Check out DNR's Wildfire Prevention for safety tips on preventing wildfires.
Additionally, the Washington State Department of Corrections works with DNR on a voluntary Correctional Camps Program that provides job training for approximately 250 incarcerated individuals while meeting the state’s need for more wildland firefighters and firefighting support. Corrections crew members are able to earn minimal funds while providing cost-efficient support.
DNR works with private contractors ahead of each fire season to bring in equipment and services when additional resources are needed. We have standing agreements with hundreds of private businesses willing to work in support of our efforts, plus access to a national network of thousands more.
These resources are intended to protect our state’s forests so that they can grow, livelihoods are protected, and the public is kept safe.   
Report wildfires to 911
You may also call 800-562-6010 to report wildfires on DNR-protected land.

Initial Attack

DNR bases crews and equipment out of dozens of locations across the state in order to fight wildfire efficiently across 13 million acres of private, state and tribal-owned forestlands. When conditions allow, DNR's aviation and helitack resources are often an important part of the agency's rapid response efforts.
While the majority of wildfires are human-caused, and therefore hard to predict, lightning storms can sometimes be forecasted. When lightning is expected and fire conditions are concerning, don’t be surprised if you see DNR Wildfire crews pre-positioned out in the field in order to respond quickly.
DNR's initial attack efforts strive to put fires our quickly; our goal is to see that nine out of every ten fires on DNR-protected lands are out before they ever exceed 10 acres.

Pre-season Training

DNR works to provide training to hundreds of men and women with cooperating agencies each year. This includes members of our national guard, local fire districts, equipment operators, and our own crews. Training together ensures a safe and effective wildfire response. 

Coordinated Partners

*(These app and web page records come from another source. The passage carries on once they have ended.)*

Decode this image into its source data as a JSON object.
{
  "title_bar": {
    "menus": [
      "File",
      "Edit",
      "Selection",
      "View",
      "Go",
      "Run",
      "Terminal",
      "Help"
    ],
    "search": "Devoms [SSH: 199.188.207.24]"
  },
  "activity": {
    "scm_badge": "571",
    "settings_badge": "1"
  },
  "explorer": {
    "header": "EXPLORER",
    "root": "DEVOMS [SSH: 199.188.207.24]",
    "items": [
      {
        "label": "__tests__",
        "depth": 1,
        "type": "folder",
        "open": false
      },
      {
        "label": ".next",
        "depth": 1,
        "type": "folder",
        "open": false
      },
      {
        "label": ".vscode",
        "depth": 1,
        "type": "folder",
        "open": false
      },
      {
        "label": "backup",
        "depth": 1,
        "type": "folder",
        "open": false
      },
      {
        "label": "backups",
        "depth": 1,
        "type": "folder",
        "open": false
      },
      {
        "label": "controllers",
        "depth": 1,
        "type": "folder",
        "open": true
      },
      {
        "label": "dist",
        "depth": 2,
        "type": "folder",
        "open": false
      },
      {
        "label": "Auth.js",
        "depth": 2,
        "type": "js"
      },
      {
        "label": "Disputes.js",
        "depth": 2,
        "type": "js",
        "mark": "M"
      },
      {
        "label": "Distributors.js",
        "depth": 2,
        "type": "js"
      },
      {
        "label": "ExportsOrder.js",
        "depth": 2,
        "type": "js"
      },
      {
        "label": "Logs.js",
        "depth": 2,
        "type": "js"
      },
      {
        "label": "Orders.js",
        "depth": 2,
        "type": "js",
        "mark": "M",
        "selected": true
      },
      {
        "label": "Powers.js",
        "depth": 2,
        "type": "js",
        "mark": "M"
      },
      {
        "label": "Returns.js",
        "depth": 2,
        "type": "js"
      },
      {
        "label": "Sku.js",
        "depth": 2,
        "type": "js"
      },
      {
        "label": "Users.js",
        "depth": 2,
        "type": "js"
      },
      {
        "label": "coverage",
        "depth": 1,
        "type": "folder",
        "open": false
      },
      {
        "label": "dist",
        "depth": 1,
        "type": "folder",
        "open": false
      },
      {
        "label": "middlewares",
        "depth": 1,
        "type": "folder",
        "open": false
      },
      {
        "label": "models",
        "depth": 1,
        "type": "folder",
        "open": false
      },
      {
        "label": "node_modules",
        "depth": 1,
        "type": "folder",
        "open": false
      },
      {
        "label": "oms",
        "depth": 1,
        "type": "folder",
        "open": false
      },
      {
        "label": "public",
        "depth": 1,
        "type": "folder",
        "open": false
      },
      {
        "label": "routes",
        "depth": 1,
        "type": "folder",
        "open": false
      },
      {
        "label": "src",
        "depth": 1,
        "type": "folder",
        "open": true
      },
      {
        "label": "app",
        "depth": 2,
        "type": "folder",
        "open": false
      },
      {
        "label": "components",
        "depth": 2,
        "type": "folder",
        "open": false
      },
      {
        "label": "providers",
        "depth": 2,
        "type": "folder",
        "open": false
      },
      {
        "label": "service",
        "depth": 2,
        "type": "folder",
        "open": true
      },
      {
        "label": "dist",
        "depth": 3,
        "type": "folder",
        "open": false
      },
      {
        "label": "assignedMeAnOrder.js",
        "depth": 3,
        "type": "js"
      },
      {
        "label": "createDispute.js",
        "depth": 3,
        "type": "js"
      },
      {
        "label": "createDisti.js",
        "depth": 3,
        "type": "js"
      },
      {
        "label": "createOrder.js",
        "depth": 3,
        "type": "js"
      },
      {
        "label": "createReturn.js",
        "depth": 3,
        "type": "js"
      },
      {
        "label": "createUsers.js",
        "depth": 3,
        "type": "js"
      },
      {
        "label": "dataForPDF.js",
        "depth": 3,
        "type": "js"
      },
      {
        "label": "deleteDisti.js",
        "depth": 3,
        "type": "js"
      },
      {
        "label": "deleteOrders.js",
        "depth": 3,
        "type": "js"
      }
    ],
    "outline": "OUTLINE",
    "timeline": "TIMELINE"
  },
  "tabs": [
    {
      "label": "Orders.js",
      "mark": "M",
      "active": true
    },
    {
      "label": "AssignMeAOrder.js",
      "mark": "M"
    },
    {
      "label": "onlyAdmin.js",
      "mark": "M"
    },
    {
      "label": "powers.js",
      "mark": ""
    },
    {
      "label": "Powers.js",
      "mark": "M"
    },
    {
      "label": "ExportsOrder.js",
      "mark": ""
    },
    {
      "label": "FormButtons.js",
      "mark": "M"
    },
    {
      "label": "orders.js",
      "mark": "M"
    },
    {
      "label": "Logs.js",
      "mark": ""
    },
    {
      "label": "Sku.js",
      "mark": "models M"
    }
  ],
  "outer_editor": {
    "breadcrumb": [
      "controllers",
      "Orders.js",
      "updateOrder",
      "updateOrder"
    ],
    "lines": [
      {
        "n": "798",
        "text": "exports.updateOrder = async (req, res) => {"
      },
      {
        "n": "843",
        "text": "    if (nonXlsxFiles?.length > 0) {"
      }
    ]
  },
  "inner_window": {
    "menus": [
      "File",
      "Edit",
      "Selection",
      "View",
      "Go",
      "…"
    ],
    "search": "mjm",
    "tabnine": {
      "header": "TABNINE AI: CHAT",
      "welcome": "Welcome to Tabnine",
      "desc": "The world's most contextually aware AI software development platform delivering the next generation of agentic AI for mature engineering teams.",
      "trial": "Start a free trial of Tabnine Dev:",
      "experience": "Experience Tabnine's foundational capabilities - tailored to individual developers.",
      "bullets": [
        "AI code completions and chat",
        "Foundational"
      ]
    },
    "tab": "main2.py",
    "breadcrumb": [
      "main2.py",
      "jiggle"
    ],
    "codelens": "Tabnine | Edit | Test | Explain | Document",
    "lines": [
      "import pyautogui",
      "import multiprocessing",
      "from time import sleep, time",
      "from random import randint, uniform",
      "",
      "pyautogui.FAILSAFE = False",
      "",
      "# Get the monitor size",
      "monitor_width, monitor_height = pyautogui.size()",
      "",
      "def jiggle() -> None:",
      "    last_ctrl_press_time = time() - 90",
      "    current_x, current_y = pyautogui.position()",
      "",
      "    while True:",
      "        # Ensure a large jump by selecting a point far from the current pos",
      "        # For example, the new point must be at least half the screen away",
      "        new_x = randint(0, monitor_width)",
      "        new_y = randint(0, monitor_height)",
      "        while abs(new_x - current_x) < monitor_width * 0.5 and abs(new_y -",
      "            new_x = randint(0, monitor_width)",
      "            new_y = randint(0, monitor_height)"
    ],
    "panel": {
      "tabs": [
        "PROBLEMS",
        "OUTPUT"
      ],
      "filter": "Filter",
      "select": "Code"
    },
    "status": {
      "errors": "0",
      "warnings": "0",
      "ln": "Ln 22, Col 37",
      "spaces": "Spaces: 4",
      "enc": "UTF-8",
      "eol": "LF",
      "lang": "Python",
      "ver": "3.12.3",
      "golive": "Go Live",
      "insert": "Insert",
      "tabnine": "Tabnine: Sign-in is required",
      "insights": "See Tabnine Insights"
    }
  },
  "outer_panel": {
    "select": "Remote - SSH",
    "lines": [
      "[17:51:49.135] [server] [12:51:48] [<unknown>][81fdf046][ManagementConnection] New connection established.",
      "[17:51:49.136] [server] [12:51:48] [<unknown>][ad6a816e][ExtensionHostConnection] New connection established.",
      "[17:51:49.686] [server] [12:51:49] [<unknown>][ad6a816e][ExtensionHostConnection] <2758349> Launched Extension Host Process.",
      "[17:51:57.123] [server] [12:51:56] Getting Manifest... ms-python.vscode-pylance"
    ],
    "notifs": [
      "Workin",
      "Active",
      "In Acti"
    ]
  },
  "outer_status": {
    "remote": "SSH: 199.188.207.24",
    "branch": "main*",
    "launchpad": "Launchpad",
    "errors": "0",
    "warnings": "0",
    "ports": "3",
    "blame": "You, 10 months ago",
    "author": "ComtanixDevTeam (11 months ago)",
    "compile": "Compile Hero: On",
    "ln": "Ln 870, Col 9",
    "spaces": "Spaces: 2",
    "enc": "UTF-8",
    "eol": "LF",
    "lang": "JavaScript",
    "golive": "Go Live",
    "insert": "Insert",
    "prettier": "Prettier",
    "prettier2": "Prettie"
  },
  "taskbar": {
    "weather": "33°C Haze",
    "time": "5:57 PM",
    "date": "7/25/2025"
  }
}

Either local DNR region wildland firefighting forces or local fire districts, particularly if the fire is near a community, may be the first to respond to a wildfire. That's why DNR works to provide local fire districts with training and equipment in advance of fire season. Having the ability to quickly suppress wildfires means being better able to protect natural resources, public safety and property. It also means there’s less chance that the fire will grow and expand.
DNR participates with the Northwest Coordination Center to manage interagency resources. Local districts may call on DNR resources to assist their efforts. DNR region offices may also call on agency-wide resources, local fire districts and agency partners for aid. When a response requires more crews, support staff or equipment, additional support is requested from other statewide-partners with firefighting capabilities, or may escalate to a nation-wide requests. If a wildfire grows to considerable size and complexity, DNR may further request an Incident Management Team. When this occurs, the fire is turned over to a highly experienced wildfire management team which commands of all the interagency resources in collaboration with local expertise until the situation has passed and the fire is released back to the local DNR region.

Behind-the-scenes Support

DNR staff, correctional crews and others keep firefighters fed and base camps running smoothly. These camps are not open to the unescorted public for security reasons, to protect efficiency and because firefighters may be catching up on much-needed sleep at any time of the day or night. Please respect their privacy.
Base camps are also unable to accept donated items, which we suggest are better used by coordinated local, non-profit service providers. When needed, incident managers may work through these local groups regarding supplies.
Base camp tours for school children and others may be coordinated, if the situation allows, with a fire’s Public Information Officer (PIO). With a PIO's help, coordinated visits can provide a glimpse of base camp life in a way that doesn't disrupt the important work underway. 

Firefighting Jobs

Do you want to do something meaningful and rewarding this summer? Do you enjoy physical, sometimes strenuous, labor? DNR is always looking for dedicated individuals to help protect Washington’s natural resources from wildfire. Seasonal, temporary firefighting jobs are offered statewide.
If you would like to become a firefighter for DNR, check out what job opportunities are available. If you missed the opportunity for this year, check back with us at the beginning of the new year.
For Washington's in-state interagency firefighting partners, DNR hosts fire training academies to provide quality wildland fire training at no-cost. Each academy uses local, state and federal firefighters' expertise to teach the courses.